Exercise instructions – Please print all the lines below exactly as they are written.

[[ Input for this task open ]]

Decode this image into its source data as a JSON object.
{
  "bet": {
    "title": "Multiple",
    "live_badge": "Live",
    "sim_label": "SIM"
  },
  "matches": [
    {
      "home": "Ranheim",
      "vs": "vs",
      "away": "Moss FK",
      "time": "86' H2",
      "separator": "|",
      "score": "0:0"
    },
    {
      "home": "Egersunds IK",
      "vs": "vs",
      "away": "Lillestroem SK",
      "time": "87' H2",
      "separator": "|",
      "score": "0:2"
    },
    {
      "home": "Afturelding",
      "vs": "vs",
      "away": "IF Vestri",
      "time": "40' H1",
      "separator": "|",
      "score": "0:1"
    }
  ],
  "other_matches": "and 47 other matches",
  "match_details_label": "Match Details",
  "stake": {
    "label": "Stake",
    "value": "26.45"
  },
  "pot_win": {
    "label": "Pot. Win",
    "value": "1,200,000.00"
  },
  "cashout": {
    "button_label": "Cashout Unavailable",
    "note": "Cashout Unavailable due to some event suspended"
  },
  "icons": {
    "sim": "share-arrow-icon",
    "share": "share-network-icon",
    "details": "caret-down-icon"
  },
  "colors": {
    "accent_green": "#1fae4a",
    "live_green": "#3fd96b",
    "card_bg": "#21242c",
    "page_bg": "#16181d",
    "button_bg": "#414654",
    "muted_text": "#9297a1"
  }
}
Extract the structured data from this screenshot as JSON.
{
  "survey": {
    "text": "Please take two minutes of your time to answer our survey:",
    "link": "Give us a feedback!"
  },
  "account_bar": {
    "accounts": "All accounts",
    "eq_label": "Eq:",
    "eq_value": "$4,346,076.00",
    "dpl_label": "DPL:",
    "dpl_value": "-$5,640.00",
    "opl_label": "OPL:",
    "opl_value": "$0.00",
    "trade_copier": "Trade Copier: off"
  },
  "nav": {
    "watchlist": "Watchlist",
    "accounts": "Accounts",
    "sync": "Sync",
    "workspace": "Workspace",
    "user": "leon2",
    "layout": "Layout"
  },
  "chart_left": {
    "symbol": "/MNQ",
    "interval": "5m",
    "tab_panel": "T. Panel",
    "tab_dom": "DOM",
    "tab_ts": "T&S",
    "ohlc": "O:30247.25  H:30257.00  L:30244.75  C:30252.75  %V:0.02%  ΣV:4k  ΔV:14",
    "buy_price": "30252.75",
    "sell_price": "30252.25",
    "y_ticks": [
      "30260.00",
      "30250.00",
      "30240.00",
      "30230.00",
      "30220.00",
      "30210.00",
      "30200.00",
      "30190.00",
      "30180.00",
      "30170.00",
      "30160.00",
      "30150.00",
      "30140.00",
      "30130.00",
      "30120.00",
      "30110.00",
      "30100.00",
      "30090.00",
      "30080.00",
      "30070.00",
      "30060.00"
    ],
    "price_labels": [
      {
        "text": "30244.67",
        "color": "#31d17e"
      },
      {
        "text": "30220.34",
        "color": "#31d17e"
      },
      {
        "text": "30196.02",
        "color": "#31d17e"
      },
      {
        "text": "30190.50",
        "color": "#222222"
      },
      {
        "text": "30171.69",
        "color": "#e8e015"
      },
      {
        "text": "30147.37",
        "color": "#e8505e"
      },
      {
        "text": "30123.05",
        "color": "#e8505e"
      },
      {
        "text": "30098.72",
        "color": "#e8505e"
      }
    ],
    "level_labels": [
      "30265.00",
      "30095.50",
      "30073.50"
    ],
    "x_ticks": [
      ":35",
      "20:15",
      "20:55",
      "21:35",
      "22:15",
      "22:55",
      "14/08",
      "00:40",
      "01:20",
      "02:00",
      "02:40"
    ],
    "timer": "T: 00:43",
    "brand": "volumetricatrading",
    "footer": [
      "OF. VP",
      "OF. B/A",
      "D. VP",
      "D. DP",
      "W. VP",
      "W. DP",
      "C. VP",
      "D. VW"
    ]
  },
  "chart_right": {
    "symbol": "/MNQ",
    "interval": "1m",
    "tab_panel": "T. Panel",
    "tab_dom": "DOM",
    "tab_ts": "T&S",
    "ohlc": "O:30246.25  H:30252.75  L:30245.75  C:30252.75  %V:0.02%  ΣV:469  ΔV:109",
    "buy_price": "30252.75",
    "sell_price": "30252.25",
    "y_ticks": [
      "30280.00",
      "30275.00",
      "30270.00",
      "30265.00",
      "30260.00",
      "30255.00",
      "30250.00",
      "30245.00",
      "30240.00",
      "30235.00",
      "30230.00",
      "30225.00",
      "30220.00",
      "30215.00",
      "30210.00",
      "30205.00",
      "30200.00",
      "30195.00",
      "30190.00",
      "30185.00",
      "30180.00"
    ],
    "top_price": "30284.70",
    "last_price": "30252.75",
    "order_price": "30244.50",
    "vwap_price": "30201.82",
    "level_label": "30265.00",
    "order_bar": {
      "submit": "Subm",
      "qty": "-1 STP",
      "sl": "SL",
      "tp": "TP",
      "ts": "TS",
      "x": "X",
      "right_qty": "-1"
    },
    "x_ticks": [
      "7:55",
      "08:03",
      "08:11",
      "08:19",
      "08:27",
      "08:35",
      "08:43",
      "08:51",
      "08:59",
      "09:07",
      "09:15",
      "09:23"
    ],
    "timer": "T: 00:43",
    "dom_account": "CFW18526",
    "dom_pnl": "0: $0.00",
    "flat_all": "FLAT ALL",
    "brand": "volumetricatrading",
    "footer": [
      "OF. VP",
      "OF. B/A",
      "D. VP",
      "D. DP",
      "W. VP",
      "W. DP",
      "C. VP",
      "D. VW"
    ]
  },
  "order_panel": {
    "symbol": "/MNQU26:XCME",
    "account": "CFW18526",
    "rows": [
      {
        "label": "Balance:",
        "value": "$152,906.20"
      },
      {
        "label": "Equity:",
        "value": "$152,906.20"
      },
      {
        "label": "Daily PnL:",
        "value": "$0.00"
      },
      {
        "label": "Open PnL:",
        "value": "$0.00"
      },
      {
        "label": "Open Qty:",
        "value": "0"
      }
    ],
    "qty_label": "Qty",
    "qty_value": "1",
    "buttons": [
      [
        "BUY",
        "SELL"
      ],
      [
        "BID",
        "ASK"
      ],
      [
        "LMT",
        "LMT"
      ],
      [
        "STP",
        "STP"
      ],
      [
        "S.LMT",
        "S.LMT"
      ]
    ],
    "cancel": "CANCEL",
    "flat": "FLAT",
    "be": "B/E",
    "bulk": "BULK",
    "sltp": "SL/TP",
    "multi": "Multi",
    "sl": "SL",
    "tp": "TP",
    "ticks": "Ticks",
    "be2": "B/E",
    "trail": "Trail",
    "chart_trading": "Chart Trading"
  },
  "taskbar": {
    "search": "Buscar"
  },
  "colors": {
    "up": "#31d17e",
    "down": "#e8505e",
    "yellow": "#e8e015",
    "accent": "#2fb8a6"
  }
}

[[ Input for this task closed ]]

Response to the task –
Decode this image into its source data as a JSON object.
{
  "bet": {
    "title": "Multiple",
    "live_badge": "Live",
    "sim_label": "SIM"
  },
  "matches": [
    {
      "home": "Ranheim",
      "vs": "vs",
      "away": "Moss FK",
      "time": "86' H2",
      "separator": "|",
      "score": "0:0"
    },
    {
      "home": "Egersunds IK",
      "vs": "vs",
      "away": "Lillestroem SK",
      "time": "87' H2",
      "separator": "|",
      "score": "0:2"
    },
    {
      "home": "Afturelding",
      "vs": "vs",
      "away": "IF Vestri",
      "time": "40' H1",
      "separator": "|",
      "score": "0:1"
    }
  ],
  "other_matches": "and 47 other matches",
  "match_details_label": "Match Details",
  "stake": {
    "label": "Stake",
    "value": "26.45"
  },
  "pot_win": {
    "label": "Pot. Win",
    "value": "1,200,000.00"
  },
  "cashout": {
    "button_label": "Cashout Unavailable",
    "note": "Cashout Unavailable due to some event suspended"
  },
  "icons": {
    "sim": "share-arrow-icon",
    "share": "share-network-icon",
    "details": "caret-down-icon"
  },
  "colors": {
    "accent_green": "#1fae4a",
    "live_green": "#3fd96b",
    "card_bg": "#21242c",
    "page_bg": "#16181d",
    "button_bg": "#414654",
    "muted_text": "#9297a1"
  }
}
Extract the structured data from this screenshot as JSON.
{
  "survey": {
    "text": "Please take two minutes of your time to answer our survey:",
    "link": "Give us a feedback!"
  },
  "account_bar": {
    "accounts": "All accounts",
    "eq_label": "Eq:",
    "eq_value": "$4,346,076.00",
    "dpl_label": "DPL:",
    "dpl_value": "-$5,640.00",
    "opl_label": "OPL:",
    "opl_value": "$0.00",
    "trade_copier": "Trade Copier: off"
  },
  "nav": {
    "watchlist": "Watchlist",
    "accounts": "Accounts",
    "sync": "Sync",
    "workspace": "Workspace",
    "user": "leon2",
    "layout": "Layout"
  },
  "chart_left": {
    "symbol": "/MNQ",
    "interval": "5m",
    "tab_panel": "T. Panel",
    "tab_dom": "DOM",
    "tab_ts": "T&S",
    "ohlc": "O:30247.25  H:30257.00  L:30244.75  C:30252.75  %V:0.02%  ΣV:4k  ΔV:14",
    "buy_price": "30252.75",
    "sell_price": "30252.25",
    "y_ticks": [
      "30260.00",
      "30250.00",
      "30240.00",
      "30230.00",
      "30220.00",
      "30210.00",
      "30200.00",
      "30190.00",
      "30180.00",
      "30170.00",
      "30160.00",
      "30150.00",
      "30140.00",
      "30130.00",
      "30120.00",
      "30110.00",
      "30100.00",
      "30090.00",
      "30080.00",
      "30070.00",
      "30060.00"
    ],
    "price_labels": [
      {
        "text": "30244.67",
        "color": "#31d17e"
      },
      {
        "text": "30220.34",
        "color": "#31d17e"
      },
      {
        "text": "30196.02",
        "color": "#31d17e"
      },
      {
        "text": "30190.50",
        "color": "#222222"
      },
      {
        "text": "30171.69",
        "color": "#e8e015"
      },
      {
        "text": "30147.37",
        "color": "#e8505e"
      },
      {
        "text": "30123.05",
        "color": "#e8505e"
      },
      {
        "text": "30098.72",
        "color": "#e8505e"
      }
    ],
    "level_labels": [
      "30265.00",
      "30095.50",
      "30073.50"
    ],
    "x_ticks": [
      ":35",
      "20:15",
      "20:55",
      "21:35",
      "22:15",
      "22:55",
      "14/08",
      "00:40",
      "01:20",
      "02:00",
      "02:40"
    ],
    "timer": "T: 00:43",
    "brand": "volumetricatrading",
    "footer": [
      "OF. VP",
      "OF. B/A",
      "D. VP",
      "D. DP",
      "W. VP",
      "W. DP",
      "C. VP",
      "D. VW"
    ]
  },
  "chart_right": {
    "symbol": "/MNQ",
    "interval": "1m",
    "tab_panel": "T. Panel",
    "tab_dom": "DOM",
    "tab_ts": "T&S",
    "ohlc": "O:30246.25  H:30252.75  L:30245.75  C:30252.75  %V:0.02%  ΣV:469  ΔV:109",
    "buy_price": "30252.75",
    "sell_price": "30252.25",
    "y_ticks": [
      "30280.00",
      "30275.00",
      "30270.00",
      "30265.00",
      "30260.00",
      "30255.00",
      "30250.00",
      "30245.00",
      "30240.00",
      "30235.00",
      "30230.00",
      "30225.00",
      "30220.00",
      "30215.00",
      "30210.00",
      "30205.00",
      "30200.00",
      "30195.00",
      "30190.00",
      "30185.00",
      "30180.00"
    ],
    "top_price": "30284.70",
    "last_price": "30252.75",
    "order_price": "30244.50",
    "vwap_price": "30201.82",
    "level_label": "30265.00",
    "order_bar": {
      "submit": "Subm",
      "qty": "-1 STP",
      "sl": "SL",
      "tp": "TP",
      "ts": "TS",
      "x": "X",
      "right_qty": "-1"
    },
    "x_ticks": [
      "7:55",
      "08:03",
      "08:11",
      "08:19",
      "08:27",
      "08:35",
      "08:43",
      "08:51",
      "08:59",
      "09:07",
      "09:15",
      "09:23"
    ],
    "timer": "T: 00:43",
    "dom_account": "CFW18526",
    "dom_pnl": "0: $0.00",
    "flat_all": "FLAT ALL",
    "brand": "volumetricatrading",
    "footer": [
      "OF. VP",
      "OF. B/A",
      "D. VP",
      "D. DP",
      "W. VP",
      "W. DP",
      "C. VP",
      "D. VW"
    ]
  },
  "order_panel": {
    "symbol": "/MNQU26:XCME",
    "account": "CFW18526",
    "rows": [
      {
        "label": "Balance:",
        "value": "$152,906.20"
      },
      {
        "label": "Equity:",
        "value": "$152,906.20"
      },
      {
        "label": "Daily PnL:",
        "value": "$0.00"
      },
      {
        "label": "Open PnL:",
        "value": "$0.00"
      },
      {
        "label": "Open Qty:",
        "value": "0"
      }
    ],
    "qty_label": "Qty",
    "qty_value": "1",
    "buttons": [
      [
        "BUY",
        "SELL"
      ],
      [
        "BID",
        "ASK"
      ],
      [
        "LMT",
        "LMT"
      ],
      [
        "STP",
        "STP"
      ],
      [
        "S.LMT",
        "S.LMT"
      ]
    ],
    "cancel": "CANCEL",
    "flat": "FLAT",
    "be": "B/E",
    "bulk": "BULK",
    "sltp": "SL/TP",
    "multi": "Multi",
    "sl": "SL",
    "tp": "TP",
    "ticks": "Ticks",
    "be2": "B/E",
    "trail": "Trail",
    "chart_trading": "Chart Trading"
  },
  "taskbar": {
    "search": "Buscar"
  },
  "colors": {
    "up": "#31d17e",
    "down": "#e8505e",
    "yellow": "#e8e015",
    "accent": "#2fb8a6"
  }
}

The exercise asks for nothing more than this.